YOUR TASK ▸
The required output is the full listing below, reproduced word for word.
- - - -
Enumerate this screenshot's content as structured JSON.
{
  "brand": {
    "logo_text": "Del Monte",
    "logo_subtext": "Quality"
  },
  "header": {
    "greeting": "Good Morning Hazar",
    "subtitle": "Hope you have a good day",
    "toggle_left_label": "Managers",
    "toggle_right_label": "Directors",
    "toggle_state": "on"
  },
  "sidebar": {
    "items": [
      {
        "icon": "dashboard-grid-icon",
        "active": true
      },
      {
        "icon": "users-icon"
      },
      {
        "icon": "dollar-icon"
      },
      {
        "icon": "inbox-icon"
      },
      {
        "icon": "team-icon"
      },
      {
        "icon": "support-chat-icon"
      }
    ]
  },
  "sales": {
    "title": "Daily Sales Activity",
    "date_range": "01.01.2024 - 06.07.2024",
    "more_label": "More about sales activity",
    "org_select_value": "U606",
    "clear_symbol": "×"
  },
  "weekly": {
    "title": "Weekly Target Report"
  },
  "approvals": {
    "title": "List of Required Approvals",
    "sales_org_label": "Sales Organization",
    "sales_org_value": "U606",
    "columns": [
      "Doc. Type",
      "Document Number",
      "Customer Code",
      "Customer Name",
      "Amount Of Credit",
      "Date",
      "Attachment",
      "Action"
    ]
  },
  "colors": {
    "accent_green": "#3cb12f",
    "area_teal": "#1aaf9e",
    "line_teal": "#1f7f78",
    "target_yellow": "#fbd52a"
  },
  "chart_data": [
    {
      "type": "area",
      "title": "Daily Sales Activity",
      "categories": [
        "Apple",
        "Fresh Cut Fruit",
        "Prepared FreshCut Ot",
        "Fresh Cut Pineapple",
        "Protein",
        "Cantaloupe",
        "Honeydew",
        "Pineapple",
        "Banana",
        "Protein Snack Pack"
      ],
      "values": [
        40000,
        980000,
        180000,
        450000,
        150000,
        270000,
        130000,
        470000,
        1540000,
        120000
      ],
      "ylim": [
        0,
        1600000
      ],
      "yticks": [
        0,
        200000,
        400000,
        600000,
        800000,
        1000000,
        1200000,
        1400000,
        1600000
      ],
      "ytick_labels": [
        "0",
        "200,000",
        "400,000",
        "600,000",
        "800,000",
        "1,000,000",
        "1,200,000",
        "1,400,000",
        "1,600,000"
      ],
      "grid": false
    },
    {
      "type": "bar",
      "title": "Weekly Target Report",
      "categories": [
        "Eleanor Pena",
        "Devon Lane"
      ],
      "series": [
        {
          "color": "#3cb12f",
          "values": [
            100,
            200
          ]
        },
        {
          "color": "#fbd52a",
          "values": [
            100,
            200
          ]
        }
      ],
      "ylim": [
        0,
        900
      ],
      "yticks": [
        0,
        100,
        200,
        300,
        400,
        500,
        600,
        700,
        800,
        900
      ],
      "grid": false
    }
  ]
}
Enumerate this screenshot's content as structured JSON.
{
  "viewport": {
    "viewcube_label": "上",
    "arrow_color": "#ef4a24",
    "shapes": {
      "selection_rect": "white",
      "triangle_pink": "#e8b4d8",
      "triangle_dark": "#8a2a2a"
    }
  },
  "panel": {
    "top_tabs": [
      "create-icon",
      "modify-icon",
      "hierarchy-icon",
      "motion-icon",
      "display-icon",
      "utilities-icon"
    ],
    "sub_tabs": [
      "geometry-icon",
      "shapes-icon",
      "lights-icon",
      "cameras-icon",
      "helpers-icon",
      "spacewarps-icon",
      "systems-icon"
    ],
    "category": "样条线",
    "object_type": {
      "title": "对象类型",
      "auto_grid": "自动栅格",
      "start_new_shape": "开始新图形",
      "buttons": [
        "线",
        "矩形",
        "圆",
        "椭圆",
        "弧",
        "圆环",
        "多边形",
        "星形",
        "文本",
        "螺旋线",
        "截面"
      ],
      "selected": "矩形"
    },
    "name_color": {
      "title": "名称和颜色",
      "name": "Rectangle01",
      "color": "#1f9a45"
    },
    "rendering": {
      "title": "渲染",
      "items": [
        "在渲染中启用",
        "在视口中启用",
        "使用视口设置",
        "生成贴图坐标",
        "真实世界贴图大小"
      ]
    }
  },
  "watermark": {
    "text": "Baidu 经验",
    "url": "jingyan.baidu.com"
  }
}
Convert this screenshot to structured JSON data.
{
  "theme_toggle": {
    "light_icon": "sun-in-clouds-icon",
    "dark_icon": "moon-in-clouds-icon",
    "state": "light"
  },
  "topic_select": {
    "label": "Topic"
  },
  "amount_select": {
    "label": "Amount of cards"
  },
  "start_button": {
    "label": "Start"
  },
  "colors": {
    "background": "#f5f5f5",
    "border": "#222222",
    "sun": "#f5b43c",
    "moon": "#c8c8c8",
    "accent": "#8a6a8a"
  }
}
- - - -
OUTPUT OF THE EXERCISE ▸
Enumerate this screenshot's content as structured JSON.
{
  "brand": {
    "logo_text": "Del Monte",
    "logo_subtext": "Quality"
  },
  "header": {
    "greeting": "Good Morning Hazar",
    "subtitle": "Hope you have a good day",
    "toggle_left_label": "Managers",
    "toggle_right_label": "Directors",
    "toggle_state": "on"
  },
  "sidebar": {
    "items": [
      {
        "icon": "dashboard-grid-icon",
        "active": true
      },
      {
        "icon": "users-icon"
      },
      {
        "icon": "dollar-icon"
      },
      {
        "icon": "inbox-icon"
      },
      {
        "icon": "team-icon"
      },
      {
        "icon": "support-chat-icon"
      }
    ]
  },
  "sales": {
    "title": "Daily Sales Activity",
    "date_range": "01.01.2024 - 06.07.2024",
    "more_label": "More about sales activity",
    "org_select_value": "U606",
    "clear_symbol": "×"
  },
  "weekly": {
    "title": "Weekly Target Report"
  },
  "approvals": {
    "title": "List of Required Approvals",
    "sales_org_label": "Sales Organization",
    "sales_org_value": "U606",
    "columns": [
      "Doc. Type",
      "Document Number",
      "Customer Code",
      "Customer Name",
      "Amount Of Credit",
      "Date",
      "Attachment",
      "Action"
    ]
  },
  "colors": {
    "accent_green": "#3cb12f",
    "area_teal": "#1aaf9e",
    "line_teal": "#1f7f78",
    "target_yellow": "#fbd52a"
  },
  "chart_data": [
    {
      "type": "area",
      "title": "Daily Sales Activity",
      "categories": [
        "Apple",
        "Fresh Cut Fruit",
        "Prepared FreshCut Ot",
        "Fresh Cut Pineapple",
        "Protein",
        "Cantaloupe",
        "Honeydew",
        "Pineapple",
        "Banana",
        "Protein Snack Pack"
      ],
      "values": [
        40000,
        980000,
        180000,
        450000,
        150000,
        270000,
        130000,
        470000,
        1540000,
        120000
      ],
      "ylim": [
        0,
        1600000
      ],
      "yticks": [
        0,
        200000,
        400000,
        600000,
        800000,
        1000000,
        1200000,
        1400000,
        1600000
      ],
      "ytick_labels": [
        "0",
        "200,000",
        "400,000",
        "600,000",
        "800,000",
        "1,000,000",
        "1,200,000",
        "1,400,000",
        "1,600,000"
      ],
      "grid": false
    },
    {
      "type": "bar",
      "title": "Weekly Target Report",
      "categories": [
        "Eleanor Pena",
        "Devon Lane"
      ],
      "series": [
        {
          "color": "#3cb12f",
          "values": [
            100,
            200
          ]
        },
        {
          "color": "#fbd52a",
          "values": [
            100,
            200
          ]
        }
      ],
      "ylim": [
        0,
        900
      ],
      "yticks": [
        0,
        100,
        200,
        300,
        400,
        500,
        600,
        700,
        800,
        900
      ],
      "grid": false
    }
  ]
}
Enumerate this screenshot's content as structured JSON.
{
  "viewport": {
    "viewcube_label": "上",
    "arrow_color": "#ef4a24",
    "shapes": {
      "selection_rect": "white",
      "triangle_pink": "#e8b4d8",
      "triangle_dark": "#8a2a2a"
    }
  },
  "panel": {
    "top_tabs": [
      "create-icon",
      "modify-icon",
      "hierarchy-icon",
      "motion-icon",
      "display-icon",
      "utilities-icon"
    ],
    "sub_tabs": [
      "geometry-icon",
      "shapes-icon",
      "lights-icon",
      "cameras-icon",
      "helpers-icon",
      "spacewarps-icon",
      "systems-icon"
    ],
    "category": "样条线",
    "object_type": {
      "title": "对象类型",
      "auto_grid": "自动栅格",
      "start_new_shape": "开始新图形",
      "buttons": [
        "线",
        "矩形",
        "圆",
        "椭圆",
        "弧",
        "圆环",
        "多边形",
        "星形",
        "文本",
        "螺旋线",
        "截面"
      ],
      "selected": "矩形"
    },
    "name_color": {
      "title": "名称和颜色",
      "name": "Rectangle01",
      "color": "#1f9a45"
    },
    "rendering": {
      "title": "渲染",
      "items": [
        "在渲染中启用",
        "在视口中启用",
        "使用视口设置",
        "生成贴图坐标",
        "真实世界贴图大小"
      ]
    }
  },
  "watermark": {
    "text": "Baidu 经验",
    "url": "jingyan.baidu.com"
  }
}
Convert this screenshot to structured JSON data.
{
  "theme_toggle": {
    "light_icon": "sun-in-clouds-icon",
    "dark_icon": "moon-in-clouds-icon",
    "state": "light"
  },
  "topic_select": {
    "label": "Topic"
  },
  "amount_select": {
    "label": "Amount of cards"
  },
  "start_button": {
    "label": "Start"
  },
  "colors": {
    "background": "#f5f5f5",
    "border": "#222222",
    "sun": "#f5b43c",
    "moon": "#c8c8c8",
    "accent": "#8a6a8a"
  }
}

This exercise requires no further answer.